Say goodbye to Netflix password sharing and say hello to ads

Netflix looks set to implement some of the biggest changes to its business model in years. In the company’s Q1 2022 earnings call, CEO Reed Hastings dropped two bombs.

Netflix lost subscribers

First: Netflix lost subscribers for the first time in a decade – 200,000 to be specific. That’s a far cry from the 2,000,000 subscribers the company predicted would gain just three months ago.

It’s worth noting that Netflix is ​​in the red in its subscriber count in part because of Russia’s invasion of Ukraine – it lost 700,000 accounts after terminating its services in Russia. Still, even ignoring that chunk of bills, Netflix fell well short of expectations.

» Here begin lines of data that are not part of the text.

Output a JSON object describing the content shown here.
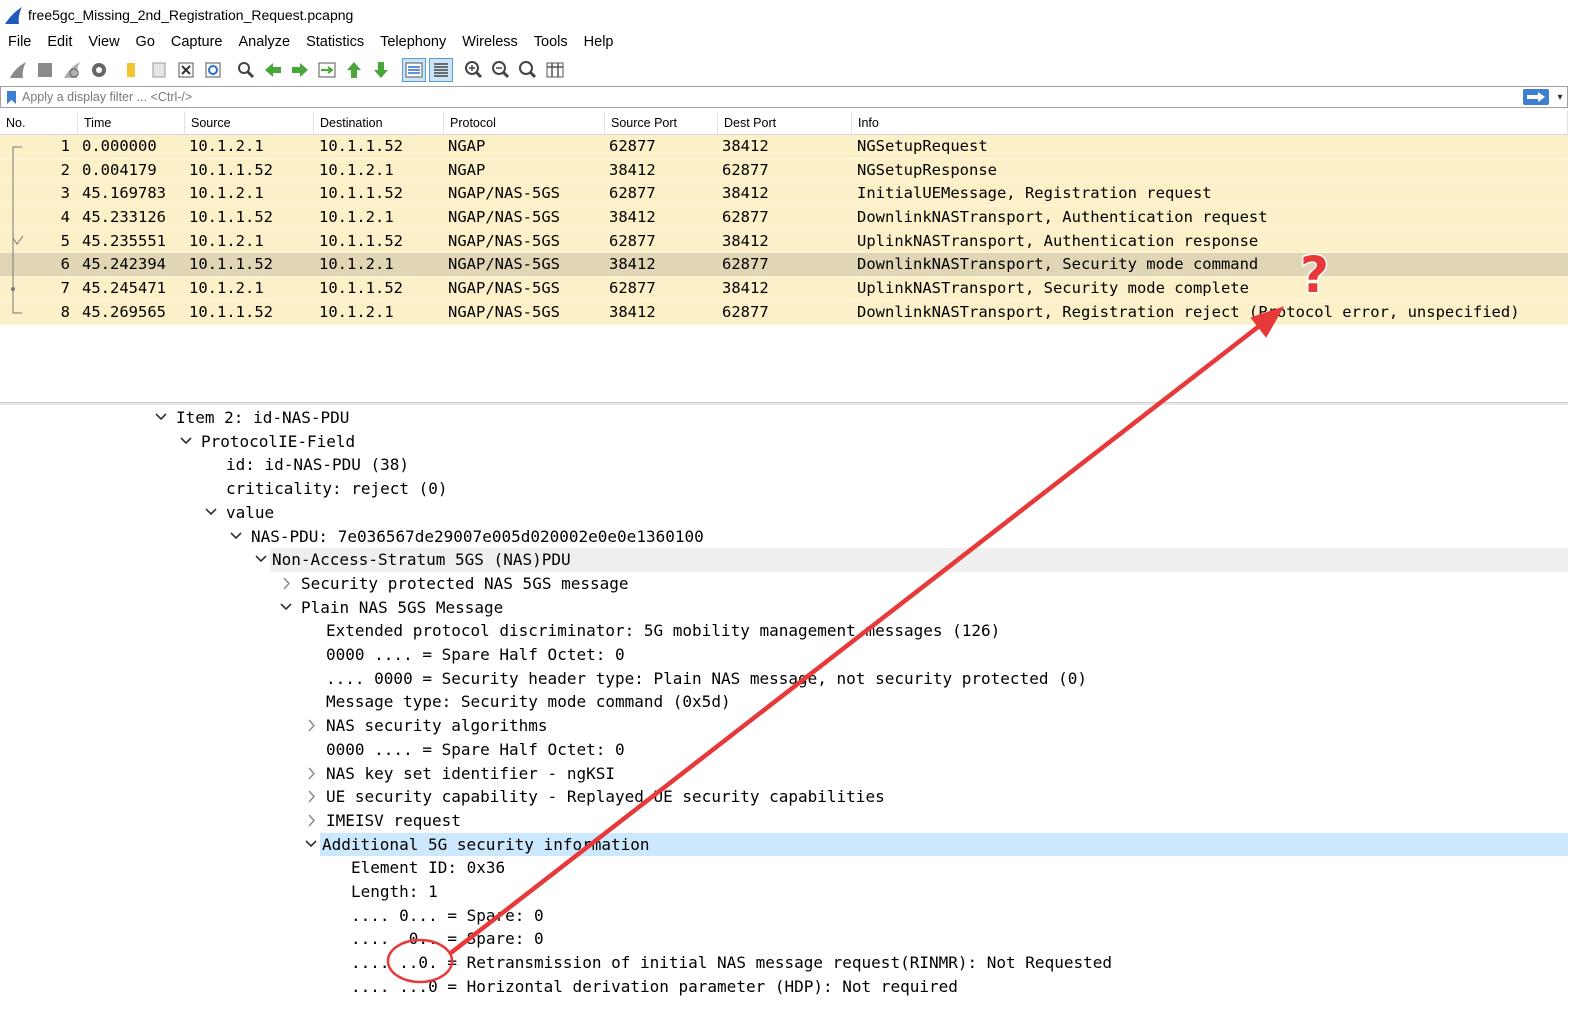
{
  "window": {
    "title": "free5gc_Missing_2nd_Registration_Request.pcapng"
  },
  "menu": [
    "File",
    "Edit",
    "View",
    "Go",
    "Capture",
    "Analyze",
    "Statistics",
    "Telephony",
    "Wireless",
    "Tools",
    "Help"
  ],
  "toolbar": {
    "icons": [
      "shark-fin-start-icon",
      "stop-icon",
      "restart-icon",
      "capture-options-icon",
      "open-file-icon",
      "save-file-icon",
      "close-file-icon",
      "reload-icon",
      "find-packet-icon",
      "go-back-icon",
      "go-forward-icon",
      "go-to-packet-icon",
      "first-packet-icon",
      "last-packet-icon",
      "autoscroll-icon",
      "colorize-icon",
      "zoom-in-icon",
      "zoom-out-icon",
      "zoom-normal-icon",
      "resize-columns-icon"
    ]
  },
  "filter": {
    "placeholder": "Apply a display filter ... <Ctrl-/>"
  },
  "packet_list": {
    "columns": [
      "No.",
      "Time",
      "Source",
      "Destination",
      "Protocol",
      "Source Port",
      "Dest Port",
      "Info"
    ],
    "rows": [
      {
        "no": "1",
        "time": "0.000000",
        "source": "10.1.2.1",
        "destination": "10.1.1.52",
        "protocol": "NGAP",
        "sport": "62877",
        "dport": "38412",
        "info": "NGSetupRequest",
        "selected": false
      },
      {
        "no": "2",
        "time": "0.004179",
        "source": "10.1.1.52",
        "destination": "10.1.2.1",
        "protocol": "NGAP",
        "sport": "38412",
        "dport": "62877",
        "info": "NGSetupResponse",
        "selected": false
      },
      {
        "no": "3",
        "time": "45.169783",
        "source": "10.1.2.1",
        "destination": "10.1.1.52",
        "protocol": "NGAP/NAS-5GS",
        "sport": "62877",
        "dport": "38412",
        "info": "InitialUEMessage, Registration request",
        "selected": false
      },
      {
        "no": "4",
        "time": "45.233126",
        "source": "10.1.1.52",
        "destination": "10.1.2.1",
        "protocol": "NGAP/NAS-5GS",
        "sport": "38412",
        "dport": "62877",
        "info": "DownlinkNASTransport, Authentication request",
        "selected": false
      },
      {
        "no": "5",
        "time": "45.235551",
        "source": "10.1.2.1",
        "destination": "10.1.1.52",
        "protocol": "NGAP/NAS-5GS",
        "sport": "62877",
        "dport": "38412",
        "info": "UplinkNASTransport, Authentication response",
        "selected": false
      },
      {
        "no": "6",
        "time": "45.242394",
        "source": "10.1.1.52",
        "destination": "10.1.2.1",
        "protocol": "NGAP/NAS-5GS",
        "sport": "38412",
        "dport": "62877",
        "info": "DownlinkNASTransport, Security mode command",
        "selected": true
      },
      {
        "no": "7",
        "time": "45.245471",
        "source": "10.1.2.1",
        "destination": "10.1.1.52",
        "protocol": "NGAP/NAS-5GS",
        "sport": "62877",
        "dport": "38412",
        "info": "UplinkNASTransport, Security mode complete",
        "selected": false
      },
      {
        "no": "8",
        "time": "45.269565",
        "source": "10.1.1.52",
        "destination": "10.1.2.1",
        "protocol": "NGAP/NAS-5GS",
        "sport": "38412",
        "dport": "62877",
        "info": "DownlinkNASTransport, Registration reject (Protocol error, unspecified)",
        "selected": false
      }
    ]
  },
  "details": [
    {
      "level": 0,
      "toggle": "open",
      "text": "Item 2: id-NAS-PDU",
      "highlight": ""
    },
    {
      "level": 1,
      "toggle": "open",
      "text": "ProtocolIE-Field",
      "highlight": ""
    },
    {
      "level": 2,
      "toggle": "",
      "text": "id: id-NAS-PDU (38)",
      "highlight": ""
    },
    {
      "level": 2,
      "toggle": "",
      "text": "criticality: reject (0)",
      "highlight": ""
    },
    {
      "level": 2,
      "toggle": "open",
      "text": "value",
      "highlight": ""
    },
    {
      "level": 3,
      "toggle": "open",
      "text": "NAS-PDU: 7e036567de29007e005d020002e0e0e1360100",
      "highlight": ""
    },
    {
      "level": 4,
      "toggle": "open",
      "text": "Non-Access-Stratum 5GS (NAS)PDU",
      "highlight": "grey"
    },
    {
      "level": 5,
      "toggle": "closed",
      "text": "Security protected NAS 5GS message",
      "highlight": ""
    },
    {
      "level": 5,
      "toggle": "open",
      "text": "Plain NAS 5GS Message",
      "highlight": ""
    },
    {
      "level": 6,
      "toggle": "",
      "text": "Extended protocol discriminator: 5G mobility management messages (126)",
      "highlight": ""
    },
    {
      "level": 6,
      "toggle": "",
      "text": "0000 .... = Spare Half Octet: 0",
      "highlight": ""
    },
    {
      "level": 6,
      "toggle": "",
      "text": ".... 0000 = Security header type: Plain NAS message, not security protected (0)",
      "highlight": ""
    },
    {
      "level": 6,
      "toggle": "",
      "text": "Message type: Security mode command (0x5d)",
      "highlight": ""
    },
    {
      "level": 6,
      "toggle": "closed",
      "text": "NAS security algorithms",
      "highlight": ""
    },
    {
      "level": 6,
      "toggle": "",
      "text": "0000 .... = Spare Half Octet: 0",
      "highlight": ""
    },
    {
      "level": 6,
      "toggle": "closed",
      "text": "NAS key set identifier - ngKSI",
      "highlight": ""
    },
    {
      "level": 6,
      "toggle": "closed",
      "text": "UE security capability - Replayed UE security capabilities",
      "highlight": ""
    },
    {
      "level": 6,
      "toggle": "closed",
      "text": "IMEISV request",
      "highlight": ""
    },
    {
      "level": 6,
      "toggle": "open",
      "text": "Additional 5G security information",
      "highlight": "blue"
    },
    {
      "level": 7,
      "toggle": "",
      "text": "Element ID: 0x36",
      "highlight": ""
    },
    {
      "level": 7,
      "toggle": "",
      "text": "Length: 1",
      "highlight": ""
    },
    {
      "level": 7,
      "toggle": "",
      "text": ".... 0... = Spare: 0",
      "highlight": ""
    },
    {
      "level": 7,
      "toggle": "",
      "text": ".... .0.. = Spare: 0",
      "highlight": ""
    },
    {
      "level": 7,
      "toggle": "",
      "text": ".... ..0. = Retransmission of initial NAS message request(RINMR): Not Requested",
      "highlight": ""
    },
    {
      "level": 7,
      "toggle": "",
      "text": ".... ...0 = Horizontal derivation parameter (HDP): Not required",
      "highlight": ""
    }
  ],
  "annotation": {
    "mark": "?",
    "color": "#e8393a"
  }
}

To continue to fight the dwindling growth, Netflix plans to crack down on password sharing, something Hastings has called a “positive thing” on multiple occasions.

On today’s conference call, Hastings said “we just have to get paid for them,” referring to the estimated 100 million viewers who use the service for free. Netflix says its anti-password sharing system will take about a year to roll out globally.

The crackdown on password sharing is not a big surprise. I imagine most Netflix users knew this was coming eventuallybut Netflix was still growing fast enough that the company didn’t consider password sharing a major issue.

The company has been testing password-sharing bans for a few months now. That said, COO Greg Peters indicated that Netflix might not completely eliminate password sharing, but rather charge people for it. That suggests the company might consider offering a shared plan to people who don’t live in the same house, though Peters didn’t specify as much.